***** INFORMATION SHOWN *****
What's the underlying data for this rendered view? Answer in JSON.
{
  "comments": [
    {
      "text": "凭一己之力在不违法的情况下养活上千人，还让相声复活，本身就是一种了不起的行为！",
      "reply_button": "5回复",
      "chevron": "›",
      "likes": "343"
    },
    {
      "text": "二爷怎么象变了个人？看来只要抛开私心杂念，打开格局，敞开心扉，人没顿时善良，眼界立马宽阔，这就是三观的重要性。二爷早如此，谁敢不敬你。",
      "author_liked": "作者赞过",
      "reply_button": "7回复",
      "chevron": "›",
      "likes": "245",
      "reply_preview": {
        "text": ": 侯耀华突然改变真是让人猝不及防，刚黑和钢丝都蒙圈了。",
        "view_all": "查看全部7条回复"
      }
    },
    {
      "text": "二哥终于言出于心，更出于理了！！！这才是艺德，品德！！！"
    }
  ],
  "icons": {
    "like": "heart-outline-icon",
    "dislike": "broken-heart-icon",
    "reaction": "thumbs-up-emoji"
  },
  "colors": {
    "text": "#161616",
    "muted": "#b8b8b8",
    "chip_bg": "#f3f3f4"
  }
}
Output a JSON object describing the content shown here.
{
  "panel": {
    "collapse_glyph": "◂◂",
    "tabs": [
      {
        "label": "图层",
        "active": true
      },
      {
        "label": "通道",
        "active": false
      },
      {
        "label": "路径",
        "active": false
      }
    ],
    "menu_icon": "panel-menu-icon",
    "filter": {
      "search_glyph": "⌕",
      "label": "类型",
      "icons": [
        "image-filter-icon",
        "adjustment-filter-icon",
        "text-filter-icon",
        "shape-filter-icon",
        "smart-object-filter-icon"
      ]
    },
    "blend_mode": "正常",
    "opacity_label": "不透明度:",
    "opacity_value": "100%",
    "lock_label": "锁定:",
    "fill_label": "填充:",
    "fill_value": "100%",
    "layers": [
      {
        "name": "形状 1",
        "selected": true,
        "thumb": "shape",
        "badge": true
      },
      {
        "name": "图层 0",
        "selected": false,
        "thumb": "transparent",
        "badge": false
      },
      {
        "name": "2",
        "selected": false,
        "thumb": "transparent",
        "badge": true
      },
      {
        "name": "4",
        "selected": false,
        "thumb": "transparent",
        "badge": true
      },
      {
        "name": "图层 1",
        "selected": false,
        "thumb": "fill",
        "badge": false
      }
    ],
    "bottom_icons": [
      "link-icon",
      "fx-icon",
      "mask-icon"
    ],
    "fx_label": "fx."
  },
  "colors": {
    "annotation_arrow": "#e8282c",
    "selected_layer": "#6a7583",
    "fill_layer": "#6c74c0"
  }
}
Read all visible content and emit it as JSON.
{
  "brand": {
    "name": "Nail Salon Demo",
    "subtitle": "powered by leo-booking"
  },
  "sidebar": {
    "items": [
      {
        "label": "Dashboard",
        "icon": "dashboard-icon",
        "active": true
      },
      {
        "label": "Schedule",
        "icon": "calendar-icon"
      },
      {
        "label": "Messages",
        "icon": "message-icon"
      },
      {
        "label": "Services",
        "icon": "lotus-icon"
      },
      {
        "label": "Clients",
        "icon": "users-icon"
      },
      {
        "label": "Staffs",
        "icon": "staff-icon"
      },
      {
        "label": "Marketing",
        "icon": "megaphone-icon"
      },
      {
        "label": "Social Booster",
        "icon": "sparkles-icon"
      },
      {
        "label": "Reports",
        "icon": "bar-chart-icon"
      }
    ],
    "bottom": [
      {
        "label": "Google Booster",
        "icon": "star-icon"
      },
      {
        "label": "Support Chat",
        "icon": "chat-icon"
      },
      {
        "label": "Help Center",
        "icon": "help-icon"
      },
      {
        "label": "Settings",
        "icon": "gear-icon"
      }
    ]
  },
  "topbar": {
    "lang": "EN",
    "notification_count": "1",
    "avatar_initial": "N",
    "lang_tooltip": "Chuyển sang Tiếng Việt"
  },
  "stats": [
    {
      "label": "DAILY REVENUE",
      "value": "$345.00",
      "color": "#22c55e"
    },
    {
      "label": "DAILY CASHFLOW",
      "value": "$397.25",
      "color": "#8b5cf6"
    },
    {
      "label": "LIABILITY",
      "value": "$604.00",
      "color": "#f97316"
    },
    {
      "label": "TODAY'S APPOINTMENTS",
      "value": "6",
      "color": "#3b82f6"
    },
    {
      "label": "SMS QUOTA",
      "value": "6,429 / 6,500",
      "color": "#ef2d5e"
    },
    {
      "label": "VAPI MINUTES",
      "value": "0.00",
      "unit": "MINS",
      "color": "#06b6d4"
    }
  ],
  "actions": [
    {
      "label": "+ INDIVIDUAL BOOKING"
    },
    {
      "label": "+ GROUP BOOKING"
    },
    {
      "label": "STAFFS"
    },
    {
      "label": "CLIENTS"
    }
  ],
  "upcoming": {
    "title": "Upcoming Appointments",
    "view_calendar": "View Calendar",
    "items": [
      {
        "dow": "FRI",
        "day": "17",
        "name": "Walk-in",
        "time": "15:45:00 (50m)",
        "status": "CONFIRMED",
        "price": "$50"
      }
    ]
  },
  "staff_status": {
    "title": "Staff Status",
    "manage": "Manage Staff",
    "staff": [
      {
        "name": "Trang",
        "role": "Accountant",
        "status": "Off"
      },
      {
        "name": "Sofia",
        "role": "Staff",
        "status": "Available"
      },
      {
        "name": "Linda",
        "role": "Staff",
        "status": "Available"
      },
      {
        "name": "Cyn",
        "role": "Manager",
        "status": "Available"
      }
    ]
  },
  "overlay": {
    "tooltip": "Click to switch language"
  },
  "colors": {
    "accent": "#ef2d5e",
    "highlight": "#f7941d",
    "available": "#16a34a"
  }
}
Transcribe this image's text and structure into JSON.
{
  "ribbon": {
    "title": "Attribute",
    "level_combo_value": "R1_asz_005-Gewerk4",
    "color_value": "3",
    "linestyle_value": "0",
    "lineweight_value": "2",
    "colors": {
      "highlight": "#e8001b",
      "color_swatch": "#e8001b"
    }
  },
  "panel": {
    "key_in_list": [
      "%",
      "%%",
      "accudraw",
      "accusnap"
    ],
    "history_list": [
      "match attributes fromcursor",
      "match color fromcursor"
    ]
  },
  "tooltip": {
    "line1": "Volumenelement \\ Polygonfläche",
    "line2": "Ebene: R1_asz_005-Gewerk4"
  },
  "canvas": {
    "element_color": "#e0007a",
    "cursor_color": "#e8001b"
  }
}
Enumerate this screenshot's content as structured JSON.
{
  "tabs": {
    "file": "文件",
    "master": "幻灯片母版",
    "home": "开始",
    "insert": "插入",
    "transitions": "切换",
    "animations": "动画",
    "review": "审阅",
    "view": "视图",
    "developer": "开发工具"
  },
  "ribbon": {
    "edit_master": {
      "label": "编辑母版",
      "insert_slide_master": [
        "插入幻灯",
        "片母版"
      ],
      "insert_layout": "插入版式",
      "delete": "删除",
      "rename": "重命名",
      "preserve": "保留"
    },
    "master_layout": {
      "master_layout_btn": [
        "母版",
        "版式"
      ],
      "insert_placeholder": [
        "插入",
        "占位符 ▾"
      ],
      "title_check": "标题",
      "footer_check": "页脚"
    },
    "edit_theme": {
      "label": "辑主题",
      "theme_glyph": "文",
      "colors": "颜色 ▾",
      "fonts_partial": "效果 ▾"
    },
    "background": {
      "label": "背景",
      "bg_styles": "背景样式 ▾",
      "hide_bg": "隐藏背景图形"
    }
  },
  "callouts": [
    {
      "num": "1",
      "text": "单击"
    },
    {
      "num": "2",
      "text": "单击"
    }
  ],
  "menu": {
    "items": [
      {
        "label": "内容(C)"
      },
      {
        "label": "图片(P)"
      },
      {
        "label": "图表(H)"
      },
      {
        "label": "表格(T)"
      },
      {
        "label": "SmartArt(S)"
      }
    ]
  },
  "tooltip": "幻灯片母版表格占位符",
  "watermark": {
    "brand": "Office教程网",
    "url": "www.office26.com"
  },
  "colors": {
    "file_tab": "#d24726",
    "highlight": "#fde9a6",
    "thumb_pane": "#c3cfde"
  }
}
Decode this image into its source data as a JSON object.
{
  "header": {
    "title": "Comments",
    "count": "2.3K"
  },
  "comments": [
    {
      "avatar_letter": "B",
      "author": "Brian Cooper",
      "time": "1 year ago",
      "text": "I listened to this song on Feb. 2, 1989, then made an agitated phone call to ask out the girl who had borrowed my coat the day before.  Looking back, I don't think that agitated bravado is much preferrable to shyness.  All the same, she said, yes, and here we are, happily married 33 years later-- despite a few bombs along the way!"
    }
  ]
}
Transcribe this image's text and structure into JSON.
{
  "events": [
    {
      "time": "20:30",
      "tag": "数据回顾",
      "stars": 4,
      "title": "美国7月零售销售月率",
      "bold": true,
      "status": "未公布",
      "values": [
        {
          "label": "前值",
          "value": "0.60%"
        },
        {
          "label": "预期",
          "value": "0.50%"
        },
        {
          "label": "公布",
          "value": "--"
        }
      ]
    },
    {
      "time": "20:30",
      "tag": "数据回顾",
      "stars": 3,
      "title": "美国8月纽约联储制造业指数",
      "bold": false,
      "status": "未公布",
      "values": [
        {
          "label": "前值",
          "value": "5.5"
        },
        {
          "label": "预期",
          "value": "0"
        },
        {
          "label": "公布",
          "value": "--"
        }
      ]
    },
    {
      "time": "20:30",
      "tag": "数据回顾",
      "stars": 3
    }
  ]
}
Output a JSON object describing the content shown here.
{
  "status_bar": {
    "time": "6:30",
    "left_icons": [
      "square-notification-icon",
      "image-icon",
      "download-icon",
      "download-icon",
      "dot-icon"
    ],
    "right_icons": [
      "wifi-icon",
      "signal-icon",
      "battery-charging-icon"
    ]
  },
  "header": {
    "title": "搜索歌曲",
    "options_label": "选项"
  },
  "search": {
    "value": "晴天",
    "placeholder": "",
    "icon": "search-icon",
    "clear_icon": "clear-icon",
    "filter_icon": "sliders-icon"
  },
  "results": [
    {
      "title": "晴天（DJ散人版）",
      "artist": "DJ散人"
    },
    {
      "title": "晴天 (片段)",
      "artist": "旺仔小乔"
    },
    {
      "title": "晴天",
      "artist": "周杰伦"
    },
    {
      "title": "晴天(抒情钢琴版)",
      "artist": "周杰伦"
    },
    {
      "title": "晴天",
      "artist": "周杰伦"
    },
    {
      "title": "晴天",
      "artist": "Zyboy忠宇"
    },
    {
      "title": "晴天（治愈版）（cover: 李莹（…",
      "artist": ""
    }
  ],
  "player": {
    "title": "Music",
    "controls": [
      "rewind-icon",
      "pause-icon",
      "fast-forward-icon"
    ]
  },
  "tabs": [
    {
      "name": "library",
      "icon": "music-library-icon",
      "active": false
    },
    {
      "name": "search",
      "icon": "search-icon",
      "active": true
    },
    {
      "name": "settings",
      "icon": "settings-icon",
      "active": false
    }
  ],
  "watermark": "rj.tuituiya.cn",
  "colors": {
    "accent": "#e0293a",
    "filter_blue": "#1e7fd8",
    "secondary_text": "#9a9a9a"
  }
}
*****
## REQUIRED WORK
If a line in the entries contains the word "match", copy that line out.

## ANSWER SPACE
      "match attributes fromcursor",
      "match color fromcursor"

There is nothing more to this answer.